Day 5 – North Uist and Berneray
The plan for today was to visit Berneray and ride round North Uist. After breakfast, we set off into dark and threatening skies. Also planned was to try and spot some of the antiquities marked on out trusty old Tourist Map of Outer Hebrides, bought many years ago, probably on our first Hebridean tour (before this blog existed). In the event, we decided that spotting standing stones on hillsides of peat and exposed stoes was just that bit too hard! Nevertheless, there are quite a few such sites in North Uist.
Just coming out of Lochmaddy, we spotted a stag, with growing velvet covered antlers. It took a rather imperious stance and watched us ride down the road.
We carried on as the weather improved gradually. On the ride from the main circular North Uist road to Berneray, we stopped to look at one of those tourist plaques. It described a Broch sited on an island in a nearby loch, Dun an Sticir.

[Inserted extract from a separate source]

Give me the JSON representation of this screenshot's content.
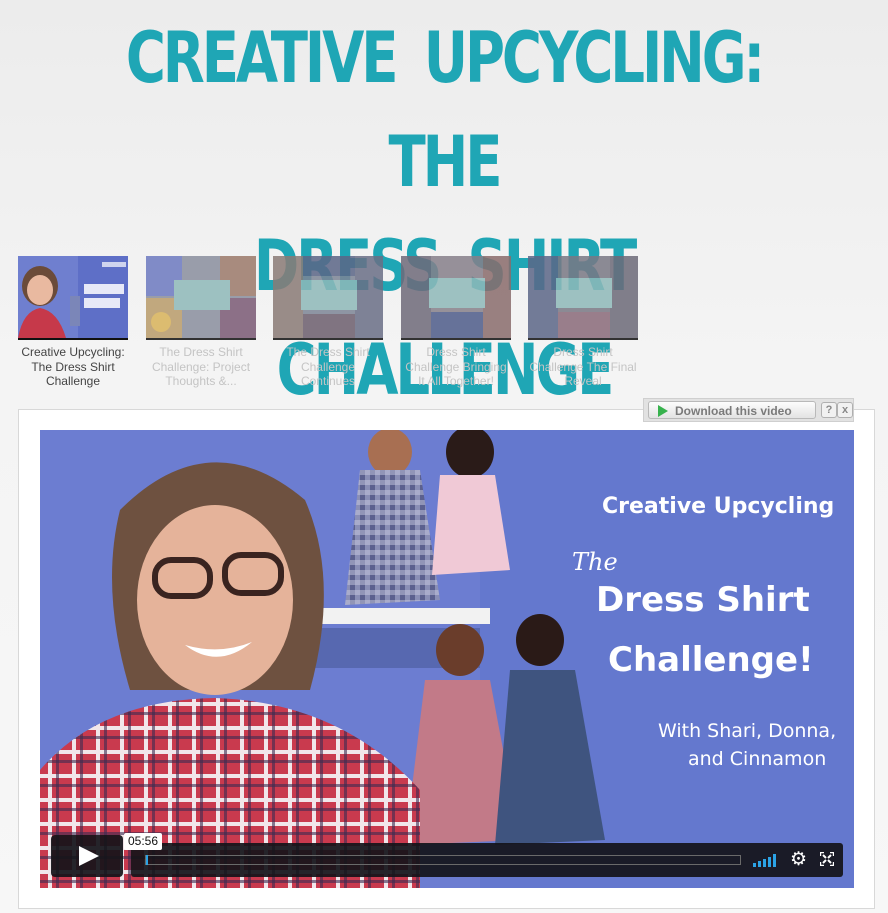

Actually this broch was linked by a series of causeways and islets to the lochside. Apparently it may have had “rocking stones’ which would make a sound and alert the inhabitants to people approaching along the causeways. While brochs are iron age fortified habitations, this broch ended up in use as a more conventional medieval fortified tower until at least 1601, when Hugh MacDonald used the fortification. he was eventually grabbed from his castle on Skye and done to death by the slightly unusual (but unpleasant) expedient of locking him in a dungeon with a lump of salt beef and an empty water flask.
Here’s a closer image than I was able to take (from Wikipedia, and shot by ‘Otter’, (CC BY-SA 3.0 licence))
We rode out along the causeway to Berneray, dodging the ferry traffic, and along the high street before turning left over the hill to an enormous expanse of machair. This was the first time we’d seen actual farming activity going on. We rolled along for a while before stopping in a car park to brew up a cuppa and eat the rest of our breakfast from the B&B.
Then we wandered over to the beach. The dunes were quite high, and offered an excellent view of the sands and the sea. It was quite bracing, owing to the strength of the wind. Despite the sunny conditions we were now bathed in, the temperature was still well below average for late May.
Riding further round North Uist, we first saw a couple of more brochs located in lochs – one a bit more convincing than the other, but both marked on the map – and then in brightening conditions rode on, stopping only for some snacks at the Solas Co-op.
Despite the bright conditions, we didn’t actually stop for lunch, or take many photos. That was a shame, as it got quite warm, and not only did we get good views of the Isle of Vallay, but later on we reckoned we could see St Kilda dimly out on the horizon. Vallay can be reached at low tide, but really for the cycle tourist I don’t think there’s much advantage. Birdwatchers might find it interesting.
Further on we spotted a caravan with a model eagle and a bunch of birder types (you know, with big binoculars and tattered combat jackets and bored looking partners) gathered around. Clearly, this was the Golden eagle watching place we’d heard about back in Lochboisdale. We pulled off the road and parked the bike. We stood around for a bit trying to see if we could divine if there was anyone leading the viewing. We got rather ignored, presumably since we weren’t wearing scruffy jackets or didn’t have giant binocular strung round out necks. After a bit, we got back on the bike and carried on, only to be rather badly cut up by a couple of twitchers in a big 4×4 who’d followed us out from the caravan to drive about a hundred yards before passing us to turn left. After angrily grumping about this, we pressed on.
It was getting warmer and warmer, and at a snack stop, I pulled off my bib tights, exposing my alrmingly pasty pins to the sun for what turned out to be the only time on the tour. Then it was a pretty uneventful (but very beautiful ride back along the coast to Clachan, where we turned left towards Lochmaddy.
Once back at the B&B, we got cleaned up, then wandered over to the Hamersay House again for dinner. I drank Corncrake ale, and had giant scallops for starters, and for main course, Carol had Goan style curried monkfish while I had a plate of absolutely enormous langoustines for me. The langoustines were so big I need a pair of those crab claw crackers just to open up their adbominal tergites. Excellent stuff!
To settle our food, we walked over a footpath and bridge (now somewhat decrepit and condemned) to the camera obscura built on a drystone cairn.